I need the lines from the one with "Serialize everything readable" through the end of the material, copied exactly and with nothing else included.

══════════

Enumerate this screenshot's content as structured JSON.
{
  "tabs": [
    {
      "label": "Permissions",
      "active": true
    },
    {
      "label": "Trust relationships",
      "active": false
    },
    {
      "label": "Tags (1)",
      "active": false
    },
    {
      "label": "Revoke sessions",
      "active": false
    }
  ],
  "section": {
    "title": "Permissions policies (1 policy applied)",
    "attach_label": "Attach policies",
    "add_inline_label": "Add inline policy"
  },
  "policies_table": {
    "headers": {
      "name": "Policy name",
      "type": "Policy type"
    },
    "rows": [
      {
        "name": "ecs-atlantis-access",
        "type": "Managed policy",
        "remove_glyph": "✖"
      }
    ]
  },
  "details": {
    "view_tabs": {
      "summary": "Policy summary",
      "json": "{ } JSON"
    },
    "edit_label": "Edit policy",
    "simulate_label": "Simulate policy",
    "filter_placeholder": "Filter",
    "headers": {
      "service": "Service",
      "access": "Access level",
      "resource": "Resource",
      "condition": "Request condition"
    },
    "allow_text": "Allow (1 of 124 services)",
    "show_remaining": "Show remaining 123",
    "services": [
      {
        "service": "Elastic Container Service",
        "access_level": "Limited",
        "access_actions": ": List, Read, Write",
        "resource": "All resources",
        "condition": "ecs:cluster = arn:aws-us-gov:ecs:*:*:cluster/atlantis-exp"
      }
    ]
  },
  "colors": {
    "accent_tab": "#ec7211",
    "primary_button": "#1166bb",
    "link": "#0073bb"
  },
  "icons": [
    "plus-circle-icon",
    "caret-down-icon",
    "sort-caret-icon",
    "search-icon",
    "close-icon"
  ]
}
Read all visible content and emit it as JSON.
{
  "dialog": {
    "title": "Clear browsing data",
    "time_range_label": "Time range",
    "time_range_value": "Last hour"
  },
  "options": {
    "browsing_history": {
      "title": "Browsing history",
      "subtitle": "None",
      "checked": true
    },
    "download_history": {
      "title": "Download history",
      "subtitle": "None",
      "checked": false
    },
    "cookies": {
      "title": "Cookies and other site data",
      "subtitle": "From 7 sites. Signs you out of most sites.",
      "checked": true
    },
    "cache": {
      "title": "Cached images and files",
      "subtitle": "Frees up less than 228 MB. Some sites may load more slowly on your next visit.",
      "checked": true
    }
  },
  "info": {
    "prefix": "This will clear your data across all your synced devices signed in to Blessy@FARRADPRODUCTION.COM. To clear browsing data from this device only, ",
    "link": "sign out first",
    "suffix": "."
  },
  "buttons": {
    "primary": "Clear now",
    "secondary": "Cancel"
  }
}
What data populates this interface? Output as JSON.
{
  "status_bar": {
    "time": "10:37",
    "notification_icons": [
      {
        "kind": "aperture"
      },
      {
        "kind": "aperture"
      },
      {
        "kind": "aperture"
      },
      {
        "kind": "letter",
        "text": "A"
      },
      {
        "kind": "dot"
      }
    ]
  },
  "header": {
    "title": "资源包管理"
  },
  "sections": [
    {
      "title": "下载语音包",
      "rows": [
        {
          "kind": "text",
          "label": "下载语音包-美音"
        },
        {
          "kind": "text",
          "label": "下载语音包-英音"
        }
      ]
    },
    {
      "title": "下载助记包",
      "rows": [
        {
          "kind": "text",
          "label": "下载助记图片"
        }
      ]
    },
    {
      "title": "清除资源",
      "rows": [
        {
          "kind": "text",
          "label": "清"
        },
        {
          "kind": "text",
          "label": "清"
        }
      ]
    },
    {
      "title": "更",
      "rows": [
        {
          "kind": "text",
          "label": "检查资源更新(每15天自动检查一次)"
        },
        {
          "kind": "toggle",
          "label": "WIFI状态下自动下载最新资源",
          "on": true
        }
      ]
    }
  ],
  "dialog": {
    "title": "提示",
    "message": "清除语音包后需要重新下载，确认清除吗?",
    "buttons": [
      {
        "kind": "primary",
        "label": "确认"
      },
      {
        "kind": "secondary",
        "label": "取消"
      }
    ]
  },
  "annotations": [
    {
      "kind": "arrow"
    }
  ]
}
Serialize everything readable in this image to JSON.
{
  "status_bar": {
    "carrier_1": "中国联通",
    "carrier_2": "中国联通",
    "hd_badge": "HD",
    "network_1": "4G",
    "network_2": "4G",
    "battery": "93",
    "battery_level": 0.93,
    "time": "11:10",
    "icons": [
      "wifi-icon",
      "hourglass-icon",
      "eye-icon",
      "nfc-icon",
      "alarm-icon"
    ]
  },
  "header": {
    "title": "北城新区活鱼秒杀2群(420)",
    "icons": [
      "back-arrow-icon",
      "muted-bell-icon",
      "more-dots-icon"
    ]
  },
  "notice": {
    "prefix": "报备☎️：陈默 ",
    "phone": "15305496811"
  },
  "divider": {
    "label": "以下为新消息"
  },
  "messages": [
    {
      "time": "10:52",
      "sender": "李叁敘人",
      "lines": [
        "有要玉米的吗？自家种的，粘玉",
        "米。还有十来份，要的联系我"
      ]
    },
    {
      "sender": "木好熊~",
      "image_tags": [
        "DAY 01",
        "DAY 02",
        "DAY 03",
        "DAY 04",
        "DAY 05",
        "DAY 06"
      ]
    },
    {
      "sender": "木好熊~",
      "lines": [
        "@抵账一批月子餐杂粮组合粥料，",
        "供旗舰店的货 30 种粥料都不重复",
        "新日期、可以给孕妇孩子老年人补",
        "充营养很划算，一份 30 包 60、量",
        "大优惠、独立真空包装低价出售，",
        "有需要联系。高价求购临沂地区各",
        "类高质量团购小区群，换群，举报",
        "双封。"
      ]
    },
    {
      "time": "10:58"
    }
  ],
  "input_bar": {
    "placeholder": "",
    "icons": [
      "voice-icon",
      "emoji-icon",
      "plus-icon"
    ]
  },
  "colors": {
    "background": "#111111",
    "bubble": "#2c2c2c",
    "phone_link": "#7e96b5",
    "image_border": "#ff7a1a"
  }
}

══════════

## Output of the exercise
Serialize everything readable in this image to JSON.
{
  "status_bar": {
    "carrier_1": "中国联通",
    "carrier_2": "中国联通",
    "hd_badge": "HD",
    "network_1": "4G",
    "network_2": "4G",
    "battery": "93",
    "battery_level": 0.93,
    "time": "11:10",
    "icons": [
      "wifi-icon",
      "hourglass-icon",
      "eye-icon",
      "nfc-icon",
      "alarm-icon"
    ]
  },
  "header": {
    "title": "北城新区活鱼秒杀2群(420)",
    "icons": [
      "back-arrow-icon",
      "muted-bell-icon",
      "more-dots-icon"
    ]
  },
  "notice": {
    "prefix": "报备☎️：陈默 ",
    "phone": "15305496811"
  },
  "divider": {
    "label": "以下为新消息"
  },
  "messages": [
    {
      "time": "10:52",
      "sender": "李叁敘人",
      "lines": [
        "有要玉米的吗？自家种的，粘玉",
        "米。还有十来份，要的联系我"
      ]
    },
    {
      "sender": "木好熊~",
      "image_tags": [
        "DAY 01",
        "DAY 02",
        "DAY 03",
        "DAY 04",
        "DAY 05",
        "DAY 06"
      ]
    },
    {
      "sender": "木好熊~",
      "lines": [
        "@抵账一批月子餐杂粮组合粥料，",
        "供旗舰店的货 30 种粥料都不重复",
        "新日期、可以给孕妇孩子老年人补",
        "充营养很划算，一份 30 包 60、量",
        "大优惠、独立真空包装低价出售，",
        "有需要联系。高价求购临沂地区各",
        "类高质量团购小区群，换群，举报",
        "双封。"
      ]
    },
    {
      "time": "10:58"
    }
  ],
  "input_bar": {
    "placeholder": "",
    "icons": [
      "voice-icon",
      "emoji-icon",
      "plus-icon"
    ]
  },
  "colors": {
    "background": "#111111",
    "bubble": "#2c2c2c",
    "phone_link": "#7e96b5",
    "image_border": "#ff7a1a"
  }
}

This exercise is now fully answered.